Your assignment
Every line that contains the word "true" is to be copied from the listing.

======

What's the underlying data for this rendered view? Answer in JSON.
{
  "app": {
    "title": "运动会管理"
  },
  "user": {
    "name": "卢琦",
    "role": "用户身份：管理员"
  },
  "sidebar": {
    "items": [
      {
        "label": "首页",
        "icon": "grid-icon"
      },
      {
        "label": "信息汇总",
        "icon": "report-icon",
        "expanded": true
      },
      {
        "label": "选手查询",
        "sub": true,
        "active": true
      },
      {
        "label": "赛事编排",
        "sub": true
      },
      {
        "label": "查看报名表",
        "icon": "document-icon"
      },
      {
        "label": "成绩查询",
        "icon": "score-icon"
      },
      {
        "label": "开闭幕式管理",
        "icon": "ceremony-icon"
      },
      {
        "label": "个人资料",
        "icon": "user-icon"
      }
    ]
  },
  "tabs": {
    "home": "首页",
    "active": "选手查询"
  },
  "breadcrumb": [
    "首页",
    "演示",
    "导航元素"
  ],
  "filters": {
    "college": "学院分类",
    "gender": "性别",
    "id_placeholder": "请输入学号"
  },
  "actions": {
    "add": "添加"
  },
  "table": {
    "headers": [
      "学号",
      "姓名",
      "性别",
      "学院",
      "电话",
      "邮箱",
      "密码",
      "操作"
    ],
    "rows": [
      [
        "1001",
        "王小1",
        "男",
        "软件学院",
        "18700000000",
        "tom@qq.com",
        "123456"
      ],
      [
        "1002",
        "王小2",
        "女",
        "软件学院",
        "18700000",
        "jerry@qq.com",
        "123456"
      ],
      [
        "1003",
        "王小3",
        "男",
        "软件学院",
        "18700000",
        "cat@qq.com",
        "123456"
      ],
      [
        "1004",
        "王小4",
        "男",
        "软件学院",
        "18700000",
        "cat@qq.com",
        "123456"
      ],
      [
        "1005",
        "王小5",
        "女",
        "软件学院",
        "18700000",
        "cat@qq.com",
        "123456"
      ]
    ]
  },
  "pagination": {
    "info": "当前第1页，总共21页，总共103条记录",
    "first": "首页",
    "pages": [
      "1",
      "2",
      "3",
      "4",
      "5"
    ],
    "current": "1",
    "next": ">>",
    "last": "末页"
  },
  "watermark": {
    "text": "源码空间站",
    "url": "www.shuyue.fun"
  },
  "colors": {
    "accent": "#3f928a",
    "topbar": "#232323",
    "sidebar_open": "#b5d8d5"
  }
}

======

Worked solution
        "expanded": true
        "sub": true,
        "active": true
        "sub": true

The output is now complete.